Crews then graded the land in a way that mimicked natural flow patterns. Because Tennessee is a mountainous state, this included adding small hills and other terrain variations. They also created bio-retention areas to hold stormwater until it is absorbed into the ground. “This is not just a flat field of green, which would have been very easy to do,” says Yakimowich. “The team designed in contours and created passive walking areas that people could enjoy.”
Green says the project disconnected the city’s stormwater system from the area. Instead, during hard rains, water spilling on the roadway gets diverted into large bio-retention ponds, where the composition of the soil and the vegetation itself acts as a sponge, absorbing and purifying the water before it hits the groundwater table.
The last step recreates a vegetation cover of prairie grasses, trees and other vegetation. “We planted native vegetation that was here before the settlers came. This vegetation is adaptive to the climate here and doesn’t need a lot of water and fertilization. It’s root system is very deep so it really helps water infiltrate the ground,” says Green.
Employees from Arcadis, the CMAA and the City of Chattanooga recently planted more than 600 trees. The trees included Redbuds, Sumac and Dogwoods, with mature heights of less than 4 feet, keeping the airport’s line of sight clear. The trees also do not produce seeds or berries that might attract wildlife. “Meadow grasses were also planted,” says Yakimowich. “We all wanted to create something that was very natural.”
Though it will be months before the vegetation fully takes hold, Yakimowich deems the project a success. “We were recently able to handle a significant rainfall event without flooding,” he says. “We restored the natural balance that existed long before those car dealerships and roads were in place.”
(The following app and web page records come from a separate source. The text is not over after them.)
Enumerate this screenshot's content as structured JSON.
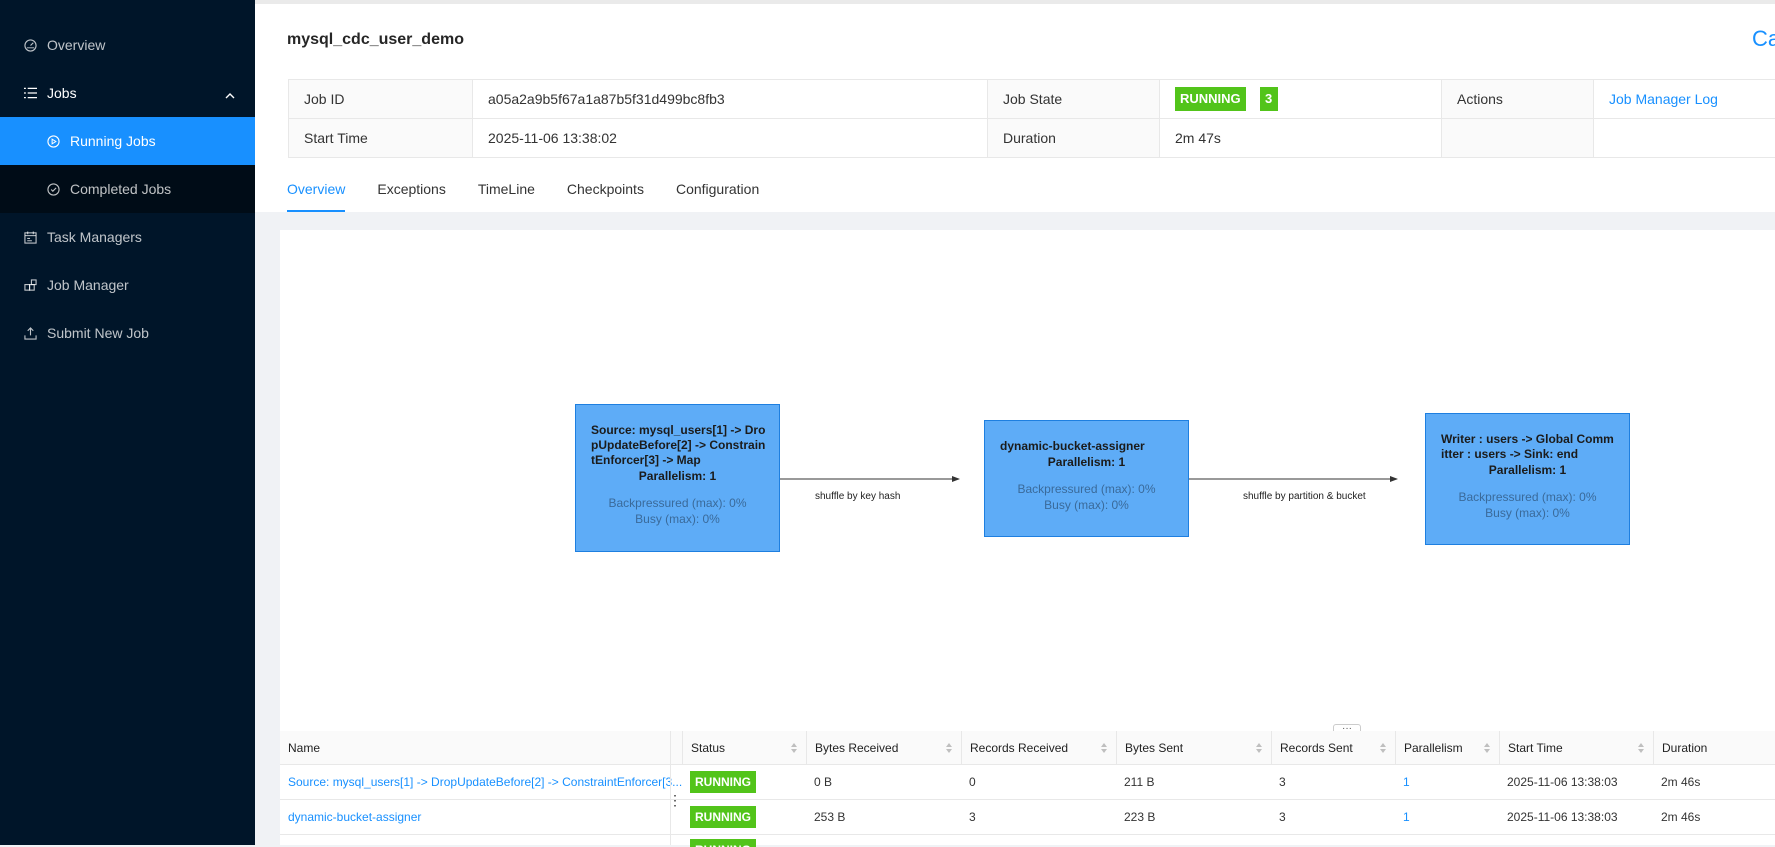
{
  "sidebar": {
    "items": [
      {
        "label": "Overview",
        "icon": "dashboard-icon"
      },
      {
        "label": "Jobs",
        "icon": "list-icon"
      },
      {
        "label": "Running Jobs",
        "icon": "play-circle-icon"
      },
      {
        "label": "Completed Jobs",
        "icon": "check-circle-icon"
      },
      {
        "label": "Task Managers",
        "icon": "schedule-icon"
      },
      {
        "label": "Job Manager",
        "icon": "build-icon"
      },
      {
        "label": "Submit New Job",
        "icon": "upload-icon"
      }
    ]
  },
  "header": {
    "job_name": "mysql_cdc_user_demo",
    "cancel_label": "Cancel Job"
  },
  "info": {
    "job_id_label": "Job ID",
    "job_id": "a05a2a9b5f67a1a87b5f31d499bc8fb3",
    "job_state_label": "Job State",
    "job_state": "RUNNING",
    "task_count": "3",
    "actions_label": "Actions",
    "job_manager_log": "Job Manager Log",
    "start_time_label": "Start Time",
    "start_time": "2025-11-06 13:38:02",
    "duration_label": "Duration",
    "duration": "2m 47s"
  },
  "tabs": [
    "Overview",
    "Exceptions",
    "TimeLine",
    "Checkpoints",
    "Configuration"
  ],
  "graph": {
    "nodes": [
      {
        "name": "Source: mysql_users[1] -> DropUpdateBefore[2] -> ConstraintEnforcer[3] -> Map",
        "parallelism": "Parallelism: 1",
        "backpressured": "Backpressured (max): 0%",
        "busy": "Busy (max): 0%"
      },
      {
        "name": "dynamic-bucket-assigner",
        "parallelism": "Parallelism: 1",
        "backpressured": "Backpressured (max): 0%",
        "busy": "Busy (max): 0%"
      },
      {
        "name": "Writer : users -> Global Committer : users -> Sink: end",
        "parallelism": "Parallelism: 1",
        "backpressured": "Backpressured (max): 0%",
        "busy": "Busy (max): 0%"
      }
    ],
    "edges": [
      "shuffle by key hash",
      "shuffle by partition & bucket"
    ]
  },
  "vertex_table": {
    "columns": [
      "Name",
      "Status",
      "Bytes Received",
      "Records Received",
      "Bytes Sent",
      "Records Sent",
      "Parallelism",
      "Start Time",
      "Duration"
    ],
    "rows": [
      [
        "Source: mysql_users[1] -> DropUpdateBefore[2] -> ConstraintEnforcer[3...",
        "RUNNING",
        "0 B",
        "0",
        "211 B",
        "3",
        "1",
        "2025-11-06 13:38:03",
        "2m 46s"
      ],
      [
        "dynamic-bucket-assigner",
        "RUNNING",
        "253 B",
        "3",
        "223 B",
        "3",
        "1",
        "2025-11-06 13:38:03",
        "2m 46s"
      ],
      [
        "",
        "RUNNING",
        "",
        "",
        "",
        "",
        "",
        "",
        ""
      ]
    ]
  }
}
The city added sidewalks along the road and gravel pathways allowing visitors to walk through the improved area. The pathways extend to the creek where visitors can enjoy Chickamauga Creek and its levies.
This project has paved the way for future developments and improvements of this kind throughout the entire city, says Green. “We have had a good partner in the airport; they bent over backwards to help us,” says Green. “The P3 has been a great way to get what we needed done.”
Education plays a critical part of P3s for the future, adds Yakimowich. A live camera feed documents the site’s progress at http://earthcam.net/projects/arcadis/. Students from Chattanooga State Technical College also produced a documentary outlining the project. “These measures were important because they allowed the community as a whole to see the progress on the site,” Yakimowich says. “
The videos and the project itself are a positive addition to the airport’s educational tours, which are designed to provide schools and other community groups with information about the airport’s sustainability projects and environmental goals.
These efforts demonstrate the site’s transformation, showing exactly what happens when a community comes together for the greater good. “If you looked at the site before, you would have characterized it as hard, dirty and hostile,” Yakimowich says. “Now it’s clean, green and inviting.”